Under anti-terrorism pretences, Egyptian President Abdel-Fattah el-Sissi has been consistently making efforts to tighten the ropes on internet usage for the last few months. Less than a month ago, he ratified a ‘Cybercrime Law’ allowing authorities to take down sites the government considers a threat to national security.
The law has now been followed by another, this time putting focus on those with a social media following of over 5000—giving the authorities permission to supervise their internet activity.
Under the new ‘Media Regulation Law’, authorities will also be able to block any accounts that “publish or broadcast fake news or anything inciting violating the law, violence or hatred”.

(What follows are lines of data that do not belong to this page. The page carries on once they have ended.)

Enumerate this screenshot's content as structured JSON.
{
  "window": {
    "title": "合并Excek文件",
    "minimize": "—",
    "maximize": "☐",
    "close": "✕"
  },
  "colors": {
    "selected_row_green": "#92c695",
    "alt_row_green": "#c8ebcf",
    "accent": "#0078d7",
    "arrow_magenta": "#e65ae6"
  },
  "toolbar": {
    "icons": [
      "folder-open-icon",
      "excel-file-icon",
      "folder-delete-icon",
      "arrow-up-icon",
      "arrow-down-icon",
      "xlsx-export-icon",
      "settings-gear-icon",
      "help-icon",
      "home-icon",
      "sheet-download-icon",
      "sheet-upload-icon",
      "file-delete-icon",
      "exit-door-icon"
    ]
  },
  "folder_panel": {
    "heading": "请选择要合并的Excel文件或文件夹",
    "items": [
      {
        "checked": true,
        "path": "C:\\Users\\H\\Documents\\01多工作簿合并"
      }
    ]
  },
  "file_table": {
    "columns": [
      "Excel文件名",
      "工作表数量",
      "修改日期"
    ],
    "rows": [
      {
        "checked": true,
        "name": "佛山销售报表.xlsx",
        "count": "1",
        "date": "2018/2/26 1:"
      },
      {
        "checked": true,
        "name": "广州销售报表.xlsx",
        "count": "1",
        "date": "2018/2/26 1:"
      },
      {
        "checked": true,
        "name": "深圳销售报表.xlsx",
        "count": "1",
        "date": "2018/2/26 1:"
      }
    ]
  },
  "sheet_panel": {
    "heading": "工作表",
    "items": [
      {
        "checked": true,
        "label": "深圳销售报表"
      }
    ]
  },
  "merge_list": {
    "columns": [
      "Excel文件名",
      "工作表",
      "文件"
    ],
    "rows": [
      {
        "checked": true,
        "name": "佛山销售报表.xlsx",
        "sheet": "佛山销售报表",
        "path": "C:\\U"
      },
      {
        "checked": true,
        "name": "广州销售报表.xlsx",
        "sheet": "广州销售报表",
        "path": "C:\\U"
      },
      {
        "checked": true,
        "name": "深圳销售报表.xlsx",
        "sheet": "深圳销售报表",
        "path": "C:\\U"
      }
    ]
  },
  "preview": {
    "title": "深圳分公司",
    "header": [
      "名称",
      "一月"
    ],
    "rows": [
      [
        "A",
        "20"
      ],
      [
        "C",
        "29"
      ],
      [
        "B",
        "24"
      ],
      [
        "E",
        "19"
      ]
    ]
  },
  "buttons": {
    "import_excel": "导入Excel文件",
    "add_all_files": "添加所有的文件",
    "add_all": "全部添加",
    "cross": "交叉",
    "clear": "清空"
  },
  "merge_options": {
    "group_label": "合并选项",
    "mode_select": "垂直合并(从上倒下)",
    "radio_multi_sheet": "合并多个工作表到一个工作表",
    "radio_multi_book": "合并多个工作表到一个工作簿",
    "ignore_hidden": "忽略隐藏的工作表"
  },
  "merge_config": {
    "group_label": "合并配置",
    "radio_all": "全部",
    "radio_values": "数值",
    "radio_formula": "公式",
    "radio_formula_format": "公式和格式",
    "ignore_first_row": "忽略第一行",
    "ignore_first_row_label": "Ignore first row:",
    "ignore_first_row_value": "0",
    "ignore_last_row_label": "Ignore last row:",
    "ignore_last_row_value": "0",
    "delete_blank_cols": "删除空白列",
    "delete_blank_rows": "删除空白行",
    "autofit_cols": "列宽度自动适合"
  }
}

Just like the previously passed legislation, the new law is aimed at combatting terrorism within the nation, however, el-Sissi’s recent string of laws has been met with criticism, with a number of organizations labelling them a violation of human rights.